* **Task instructions**: Return the records that follow unaltered. Omit every picture.

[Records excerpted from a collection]
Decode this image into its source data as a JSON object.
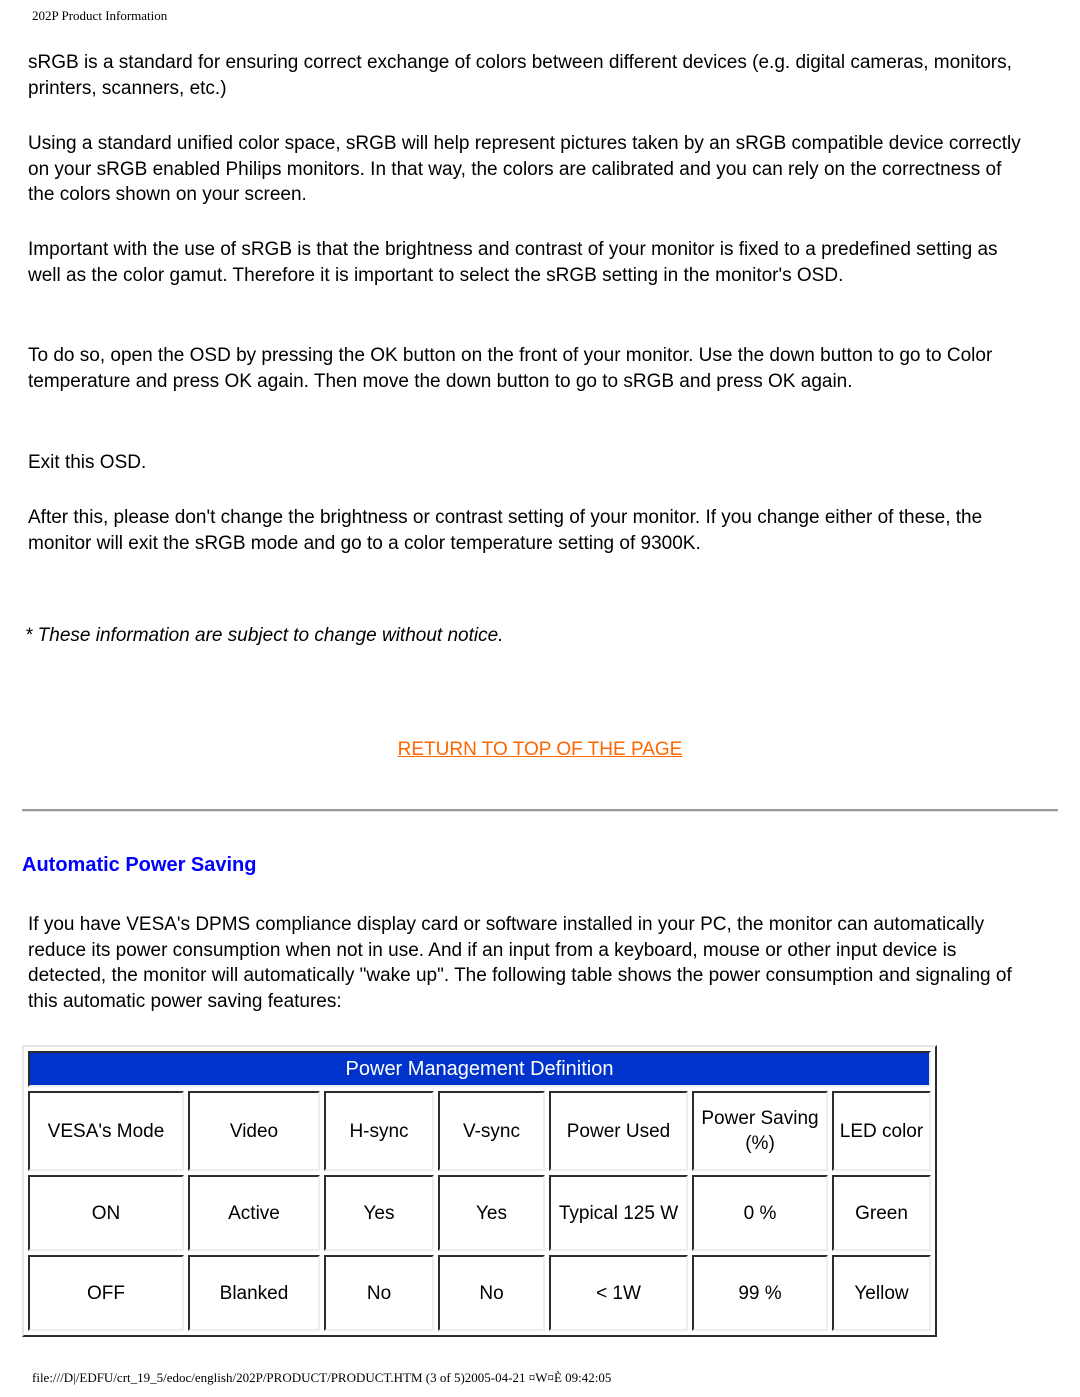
{
  "header": {
    "title": "202P Product Information"
  },
  "paragraphs": [
    "sRGB is a standard for ensuring correct exchange of colors between different devices (e.g. digital cameras, monitors, printers, scanners, etc.)",
    "Using a standard unified color space, sRGB will help represent pictures taken by an sRGB compatible device correctly on your sRGB enabled Philips monitors. In that way, the colors are calibrated and you can rely on the correctness of the colors shown on your screen.",
    "Important with the use of sRGB is that the brightness and contrast of your monitor is fixed to a predefined setting as well as the color gamut. Therefore it is important to select the sRGB setting in the monitor's OSD.",
    "To do so, open the OSD by pressing the OK button on the front of your monitor. Use the down button to go to Color temperature and press OK again. Then move the down button to go to sRGB and press OK again.",
    "Exit this OSD.",
    "After this, please don't change the brightness or contrast setting of your monitor. If you change either of these, the monitor will exit the sRGB mode and go to a color temperature setting of 9300K."
  ],
  "note": "* These information are subject to change without notice.",
  "return_link": "RETURN TO TOP OF THE PAGE",
  "section": {
    "title": "Automatic Power Saving",
    "intro": "If you have VESA's DPMS compliance display card or software installed in your PC, the monitor can automatically reduce its power consumption when not in use. And if an input from a keyboard, mouse or other input device is detected, the monitor will automatically \"wake up\". The following table shows the power consumption and signaling of this automatic power saving features:"
  },
  "table": {
    "title": "Power Management Definition",
    "columns": [
      "VESA's Mode",
      "Video",
      "H-sync",
      "V-sync",
      "Power Used",
      "Power Saving (%)",
      "LED color"
    ],
    "rows": [
      [
        "ON",
        "Active",
        "Yes",
        "Yes",
        "Typical 125 W",
        "0 %",
        "Green"
      ],
      [
        "OFF",
        "Blanked",
        "No",
        "No",
        "< 1W",
        "99 %",
        "Yellow"
      ]
    ]
  },
  "colors": {
    "link": "#ff6600",
    "heading": "#0000ff",
    "table_title_bg": "#0033cc"
  },
  "footer": {
    "path": "file:///D|/EDFU/crt_19_5/edoc/english/202P/PRODUCT/PRODUCT.HTM (3 of 5)2005-04-21 ¤W¤È 09:42:05"
  }
}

* **Answer to the problem**:
Decode this image into its source data as a JSON object.
{
  "header": {
    "title": "202P Product Information"
  },
  "paragraphs": [
    "sRGB is a standard for ensuring correct exchange of colors between different devices (e.g. digital cameras, monitors, printers, scanners, etc.)",
    "Using a standard unified color space, sRGB will help represent pictures taken by an sRGB compatible device correctly on your sRGB enabled Philips monitors. In that way, the colors are calibrated and you can rely on the correctness of the colors shown on your screen.",
    "Important with the use of sRGB is that the brightness and contrast of your monitor is fixed to a predefined setting as well as the color gamut. Therefore it is important to select the sRGB setting in the monitor's OSD.",
    "To do so, open the OSD by pressing the OK button on the front of your monitor. Use the down button to go to Color temperature and press OK again. Then move the down button to go to sRGB and press OK again.",
    "Exit this OSD.",
    "After this, please don't change the brightness or contrast setting of your monitor. If you change either of these, the monitor will exit the sRGB mode and go to a color temperature setting of 9300K."
  ],
  "note": "* These information are subject to change without notice.",
  "return_link": "RETURN TO TOP OF THE PAGE",
  "section": {
    "title": "Automatic Power Saving",
    "intro": "If you have VESA's DPMS compliance display card or software installed in your PC, the monitor can automatically reduce its power consumption when not in use. And if an input from a keyboard, mouse or other input device is detected, the monitor will automatically \"wake up\". The following table shows the power consumption and signaling of this automatic power saving features:"
  },
  "table": {
    "title": "Power Management Definition",
    "columns": [
      "VESA's Mode",
      "Video",
      "H-sync",
      "V-sync",
      "Power Used",
      "Power Saving (%)",
      "LED color"
    ],
    "rows": [
      [
        "ON",
        "Active",
        "Yes",
        "Yes",
        "Typical 125 W",
        "0 %",
        "Green"
      ],
      [
        "OFF",
        "Blanked",
        "No",
        "No",
        "< 1W",
        "99 %",
        "Yellow"
      ]
    ]
  },
  "colors": {
    "link": "#ff6600",
    "heading": "#0000ff",
    "table_title_bg": "#0033cc"
  },
  "footer": {
    "path": "file:///D|/EDFU/crt_19_5/edoc/english/202P/PRODUCT/PRODUCT.HTM (3 of 5)2005-04-21 ¤W¤È 09:42:05"
  }
}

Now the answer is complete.